* **About this exercise**: The answer is all of the data repeated exactly, with each picture omitted.

Element data from apps and pages
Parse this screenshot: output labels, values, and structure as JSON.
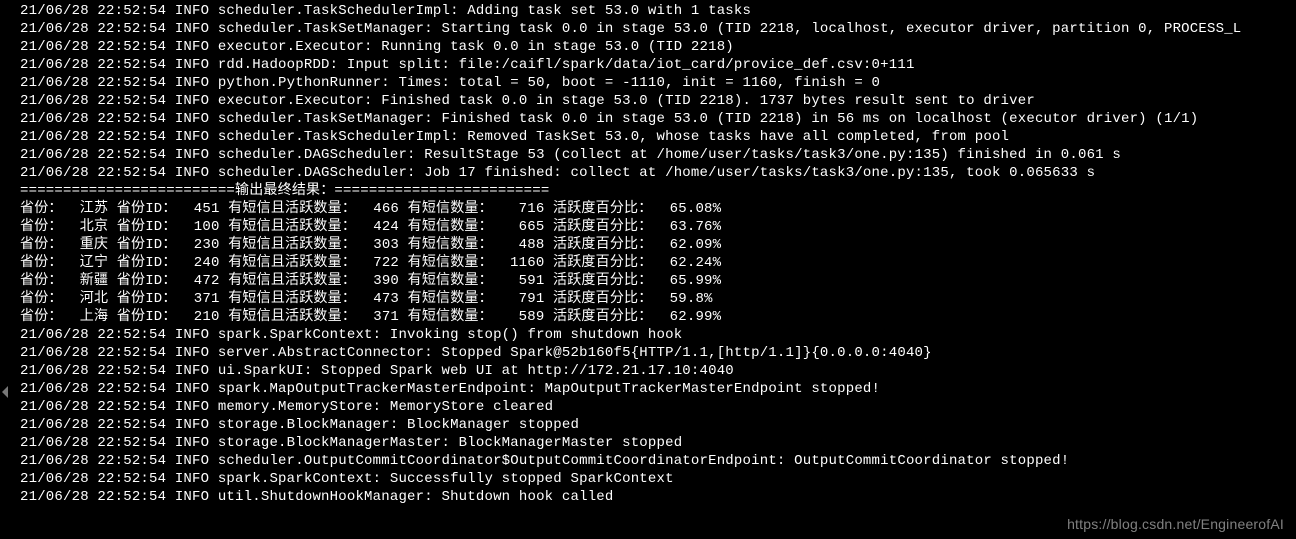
{
  "log_ts": "21/06/28 22:52:54",
  "logs_top": [
    "INFO scheduler.TaskSchedulerImpl: Adding task set 53.0 with 1 tasks",
    "INFO scheduler.TaskSetManager: Starting task 0.0 in stage 53.0 (TID 2218, localhost, executor driver, partition 0, PROCESS_L",
    "INFO executor.Executor: Running task 0.0 in stage 53.0 (TID 2218)",
    "INFO rdd.HadoopRDD: Input split: file:/caifl/spark/data/iot_card/provice_def.csv:0+111",
    "INFO python.PythonRunner: Times: total = 50, boot = -1110, init = 1160, finish = 0",
    "INFO executor.Executor: Finished task 0.0 in stage 53.0 (TID 2218). 1737 bytes result sent to driver",
    "INFO scheduler.TaskSetManager: Finished task 0.0 in stage 53.0 (TID 2218) in 56 ms on localhost (executor driver) (1/1)",
    "INFO scheduler.TaskSchedulerImpl: Removed TaskSet 53.0, whose tasks have all completed, from pool",
    "INFO scheduler.DAGScheduler: ResultStage 53 (collect at /home/user/tasks/task3/one.py:135) finished in 0.061 s",
    "INFO scheduler.DAGScheduler: Job 17 finished: collect at /home/user/tasks/task3/one.py:135, took 0.065633 s"
  ],
  "divider": "=========================输出最终结果：=========================",
  "result_labels": {
    "province": "省份：",
    "province_id": "省份ID：",
    "sms_active": "有短信且活跃数量：",
    "sms_count": "有短信数量：",
    "activity": "活跃度百分比："
  },
  "results": [
    {
      "province": "江苏",
      "province_id": "451",
      "sms_active": "466",
      "sms_count": "716",
      "activity": "65.08%"
    },
    {
      "province": "北京",
      "province_id": "100",
      "sms_active": "424",
      "sms_count": "665",
      "activity": "63.76%"
    },
    {
      "province": "重庆",
      "province_id": "230",
      "sms_active": "303",
      "sms_count": "488",
      "activity": "62.09%"
    },
    {
      "province": "辽宁",
      "province_id": "240",
      "sms_active": "722",
      "sms_count": "1160",
      "activity": "62.24%"
    },
    {
      "province": "新疆",
      "province_id": "472",
      "sms_active": "390",
      "sms_count": "591",
      "activity": "65.99%"
    },
    {
      "province": "河北",
      "province_id": "371",
      "sms_active": "473",
      "sms_count": "791",
      "activity": "59.8%"
    },
    {
      "province": "上海",
      "province_id": "210",
      "sms_active": "371",
      "sms_count": "589",
      "activity": "62.99%"
    }
  ],
  "logs_bottom": [
    "INFO spark.SparkContext: Invoking stop() from shutdown hook",
    "INFO server.AbstractConnector: Stopped Spark@52b160f5{HTTP/1.1,[http/1.1]}{0.0.0.0:4040}",
    "INFO ui.SparkUI: Stopped Spark web UI at http://172.21.17.10:4040",
    "INFO spark.MapOutputTrackerMasterEndpoint: MapOutputTrackerMasterEndpoint stopped!",
    "INFO memory.MemoryStore: MemoryStore cleared",
    "INFO storage.BlockManager: BlockManager stopped",
    "INFO storage.BlockManagerMaster: BlockManagerMaster stopped",
    "INFO scheduler.OutputCommitCoordinator$OutputCommitCoordinatorEndpoint: OutputCommitCoordinator stopped!",
    "INFO spark.SparkContext: Successfully stopped SparkContext",
    "INFO util.ShutdownHookManager: Shutdown hook called"
  ],
  "watermark": "https://blog.csdn.net/EngineerofAI"
}
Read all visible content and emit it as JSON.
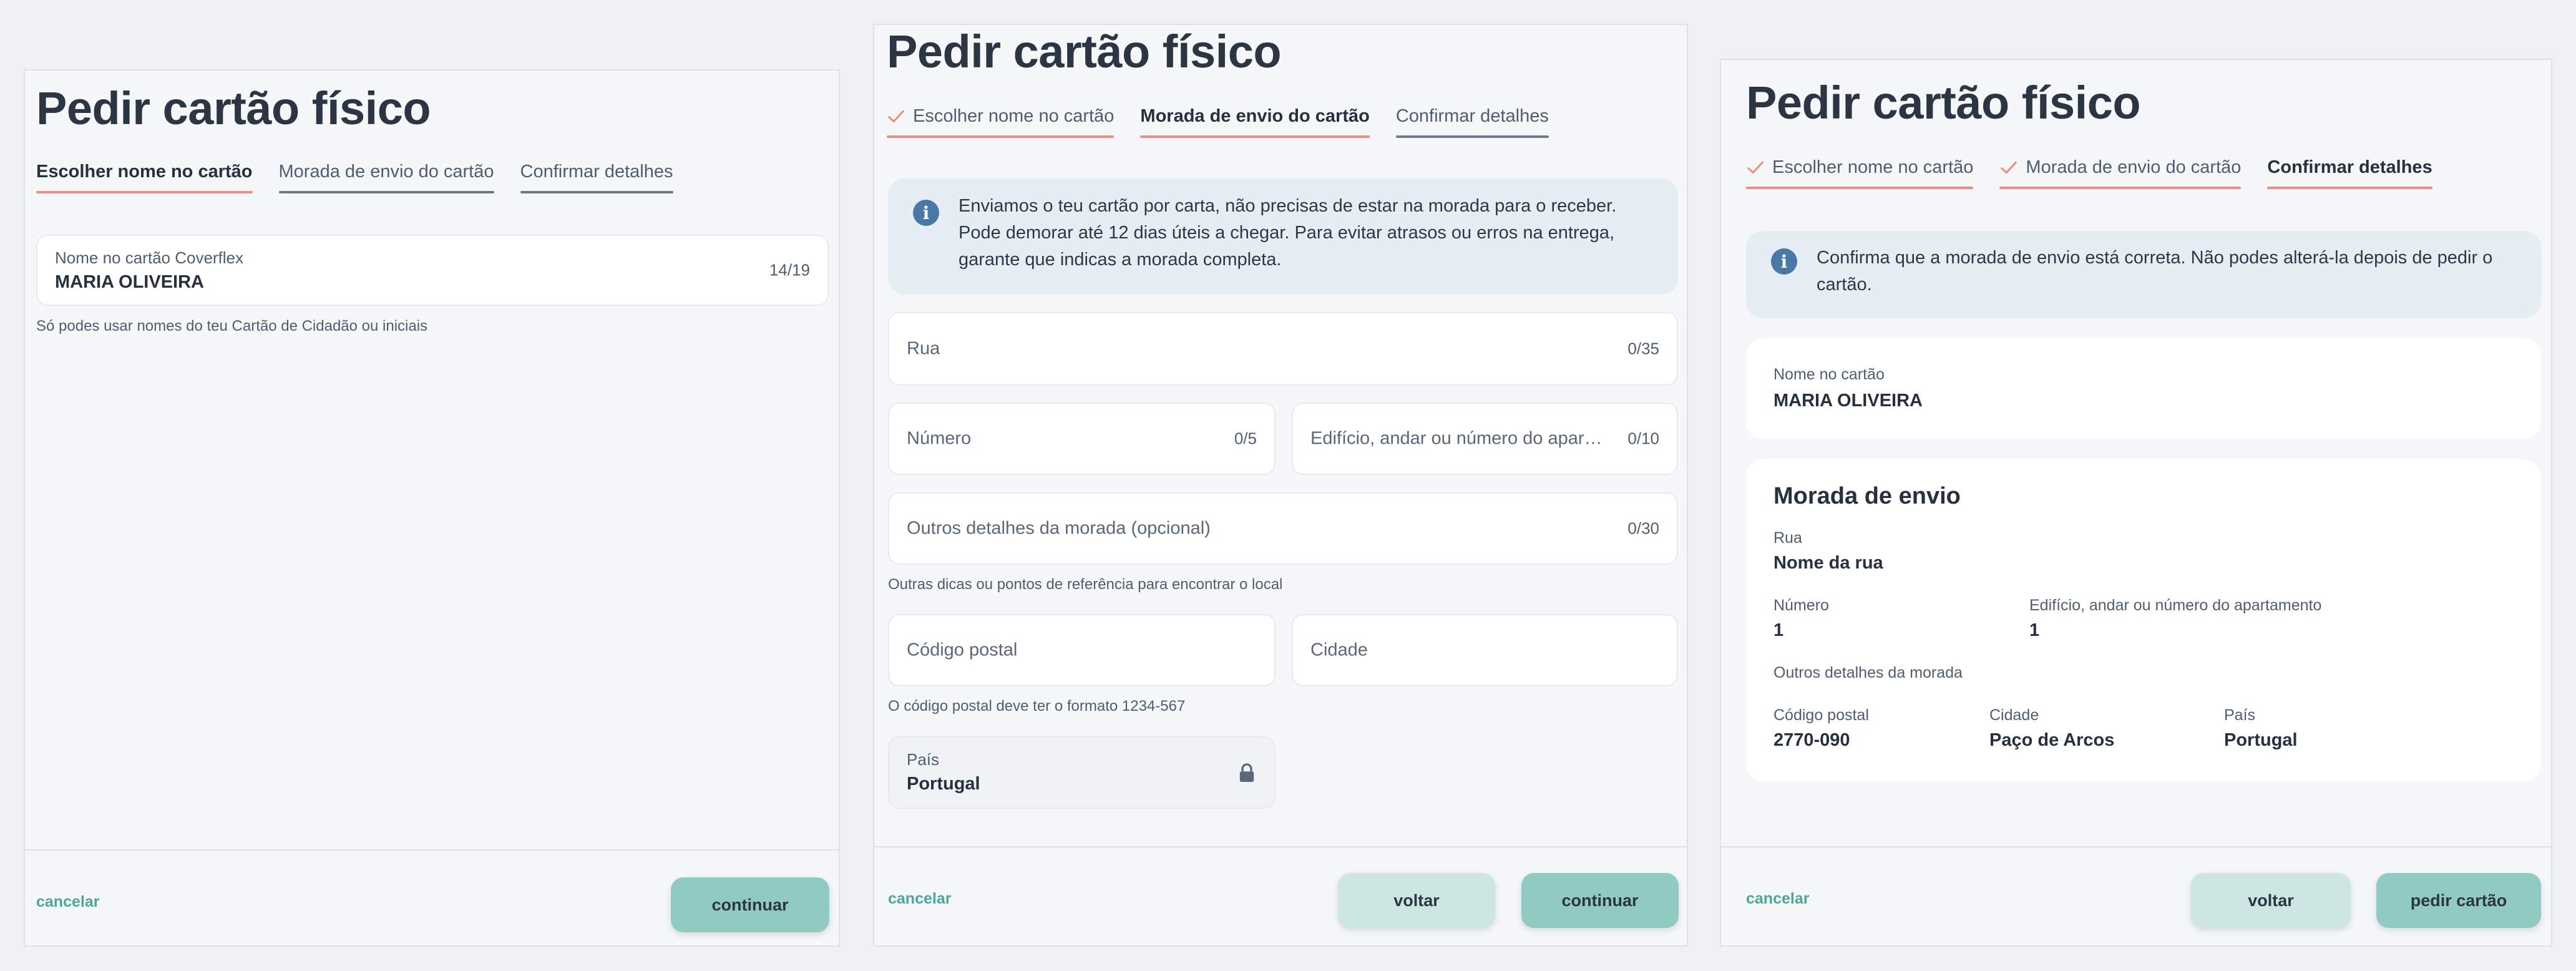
{
  "colors": {
    "accent": "#90cac3",
    "tab_done": "#ef8b82",
    "link": "#4aa89a",
    "info_bg": "#e4eef3"
  },
  "page_title": "Pedir cartão físico",
  "tabs": {
    "name": "Escolher nome no cartão",
    "address": "Morada de envio do cartão",
    "confirm": "Confirmar detalhes"
  },
  "step1": {
    "name_field": {
      "label": "Nome no cartão Coverflex",
      "value": "MARIA OLIVEIRA",
      "counter": "14/19"
    },
    "hint": "Só podes usar nomes do teu Cartão de Cidadão ou iniciais"
  },
  "step2": {
    "info": "Enviamos o teu cartão por carta, não precisas de estar na morada para o receber. Pode demorar até 12 dias úteis a chegar. Para evitar atrasos ou erros na entrega, garante que indicas a morada completa.",
    "street": {
      "placeholder": "Rua",
      "counter": "0/35"
    },
    "number": {
      "placeholder": "Número",
      "counter": "0/5"
    },
    "building": {
      "placeholder": "Edifício, andar ou número do apartamento",
      "counter": "0/10"
    },
    "other": {
      "placeholder": "Outros detalhes da morada (opcional)",
      "counter": "0/30"
    },
    "other_hint": "Outras dicas ou pontos de referência para encontrar o local",
    "postal": {
      "placeholder": "Código postal"
    },
    "city": {
      "placeholder": "Cidade"
    },
    "postal_hint": "O código postal deve ter o formato 1234-567",
    "country": {
      "label": "País",
      "value": "Portugal"
    }
  },
  "step3": {
    "info": "Confirma que a morada de envio está correta. Não podes alterá-la depois de pedir o cartão.",
    "name_card": {
      "label": "Nome no cartão",
      "value": "MARIA OLIVEIRA"
    },
    "address_card": {
      "heading": "Morada de envio",
      "street_label": "Rua",
      "street_value": "Nome da rua",
      "number_label": "Número",
      "number_value": "1",
      "building_label": "Edifício, andar ou número do apartamento",
      "building_value": "1",
      "other_label": "Outros detalhes da morada",
      "postal_label": "Código postal",
      "postal_value": "2770-090",
      "city_label": "Cidade",
      "city_value": "Paço de Arcos",
      "country_label": "País",
      "country_value": "Portugal"
    }
  },
  "footer": {
    "cancel": "cancelar",
    "continue": "continuar",
    "back": "voltar",
    "order": "pedir cartão"
  }
}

* **The completed task**:
Parse this screenshot: output labels, values, and structure as JSON.
{
  "log_ts": "21/06/28 22:52:54",
  "logs_top": [
    "INFO scheduler.TaskSchedulerImpl: Adding task set 53.0 with 1 tasks",
    "INFO scheduler.TaskSetManager: Starting task 0.0 in stage 53.0 (TID 2218, localhost, executor driver, partition 0, PROCESS_L",
    "INFO executor.Executor: Running task 0.0 in stage 53.0 (TID 2218)",
    "INFO rdd.HadoopRDD: Input split: file:/caifl/spark/data/iot_card/provice_def.csv:0+111",
    "INFO python.PythonRunner: Times: total = 50, boot = -1110, init = 1160, finish = 0",
    "INFO executor.Executor: Finished task 0.0 in stage 53.0 (TID 2218). 1737 bytes result sent to driver",
    "INFO scheduler.TaskSetManager: Finished task 0.0 in stage 53.0 (TID 2218) in 56 ms on localhost (executor driver) (1/1)",
    "INFO scheduler.TaskSchedulerImpl: Removed TaskSet 53.0, whose tasks have all completed, from pool",
    "INFO scheduler.DAGScheduler: ResultStage 53 (collect at /home/user/tasks/task3/one.py:135) finished in 0.061 s",
    "INFO scheduler.DAGScheduler: Job 17 finished: collect at /home/user/tasks/task3/one.py:135, took 0.065633 s"
  ],
  "divider": "=========================输出最终结果：=========================",
  "result_labels": {
    "province": "省份：",
    "province_id": "省份ID：",
    "sms_active": "有短信且活跃数量：",
    "sms_count": "有短信数量：",
    "activity": "活跃度百分比："
  },
  "results": [
    {
      "province": "江苏",
      "province_id": "451",
      "sms_active": "466",
      "sms_count": "716",
      "activity": "65.08%"
    },
    {
      "province": "北京",
      "province_id": "100",
      "sms_active": "424",
      "sms_count": "665",
      "activity": "63.76%"
    },
    {
      "province": "重庆",
      "province_id": "230",
      "sms_active": "303",
      "sms_count": "488",
      "activity": "62.09%"
    },
    {
      "province": "辽宁",
      "province_id": "240",
      "sms_active": "722",
      "sms_count": "1160",
      "activity": "62.24%"
    },
    {
      "province": "新疆",
      "province_id": "472",
      "sms_active": "390",
      "sms_count": "591",
      "activity": "65.99%"
    },
    {
      "province": "河北",
      "province_id": "371",
      "sms_active": "473",
      "sms_count": "791",
      "activity": "59.8%"
    },
    {
      "province": "上海",
      "province_id": "210",
      "sms_active": "371",
      "sms_count": "589",
      "activity": "62.99%"
    }
  ],
  "logs_bottom": [
    "INFO spark.SparkContext: Invoking stop() from shutdown hook",
    "INFO server.AbstractConnector: Stopped Spark@52b160f5{HTTP/1.1,[http/1.1]}{0.0.0.0:4040}",
    "INFO ui.SparkUI: Stopped Spark web UI at http://172.21.17.10:4040",
    "INFO spark.MapOutputTrackerMasterEndpoint: MapOutputTrackerMasterEndpoint stopped!",
    "INFO memory.MemoryStore: MemoryStore cleared",
    "INFO storage.BlockManager: BlockManager stopped",
    "INFO storage.BlockManagerMaster: BlockManagerMaster stopped",
    "INFO scheduler.OutputCommitCoordinator$OutputCommitCoordinatorEndpoint: OutputCommitCoordinator stopped!",
    "INFO spark.SparkContext: Successfully stopped SparkContext",
    "INFO util.ShutdownHookManager: Shutdown hook called"
  ],
  "watermark": "https://blog.csdn.net/EngineerofAI"
}
Read all visible content and emit it as JSON.
{
  "colors": {
    "accent": "#90cac3",
    "tab_done": "#ef8b82",
    "link": "#4aa89a",
    "info_bg": "#e4eef3"
  },
  "page_title": "Pedir cartão físico",
  "tabs": {
    "name": "Escolher nome no cartão",
    "address": "Morada de envio do cartão",
    "confirm": "Confirmar detalhes"
  },
  "step1": {
    "name_field": {
      "label": "Nome no cartão Coverflex",
      "value": "MARIA OLIVEIRA",
      "counter": "14/19"
    },
    "hint": "Só podes usar nomes do teu Cartão de Cidadão ou iniciais"
  },
  "step2": {
    "info": "Enviamos o teu cartão por carta, não precisas de estar na morada para o receber. Pode demorar até 12 dias úteis a chegar. Para evitar atrasos ou erros na entrega, garante que indicas a morada completa.",
    "street": {
      "placeholder": "Rua",
      "counter": "0/35"
    },
    "number": {
      "placeholder": "Número",
      "counter": "0/5"
    },
    "building": {
      "placeholder": "Edifício, andar ou número do apartamento",
      "counter": "0/10"
    },
    "other": {
      "placeholder": "Outros detalhes da morada (opcional)",
      "counter": "0/30"
    },
    "other_hint": "Outras dicas ou pontos de referência para encontrar o local",
    "postal": {
      "placeholder": "Código postal"
    },
    "city": {
      "placeholder": "Cidade"
    },
    "postal_hint": "O código postal deve ter o formato 1234-567",
    "country": {
      "label": "País",
      "value": "Portugal"
    }
  },
  "step3": {
    "info": "Confirma que a morada de envio está correta. Não podes alterá-la depois de pedir o cartão.",
    "name_card": {
      "label": "Nome no cartão",
      "value": "MARIA OLIVEIRA"
    },
    "address_card": {
      "heading": "Morada de envio",
      "street_label": "Rua",
      "street_value": "Nome da rua",
      "number_label": "Número",
      "number_value": "1",
      "building_label": "Edifício, andar ou número do apartamento",
      "building_value": "1",
      "other_label": "Outros detalhes da morada",
      "postal_label": "Código postal",
      "postal_value": "2770-090",
      "city_label": "Cidade",
      "city_value": "Paço de Arcos",
      "country_label": "País",
      "country_value": "Portugal"
    }
  },
  "footer": {
    "cancel": "cancelar",
    "continue": "continuar",
    "back": "voltar",
    "order": "pedir cartão"
  }
}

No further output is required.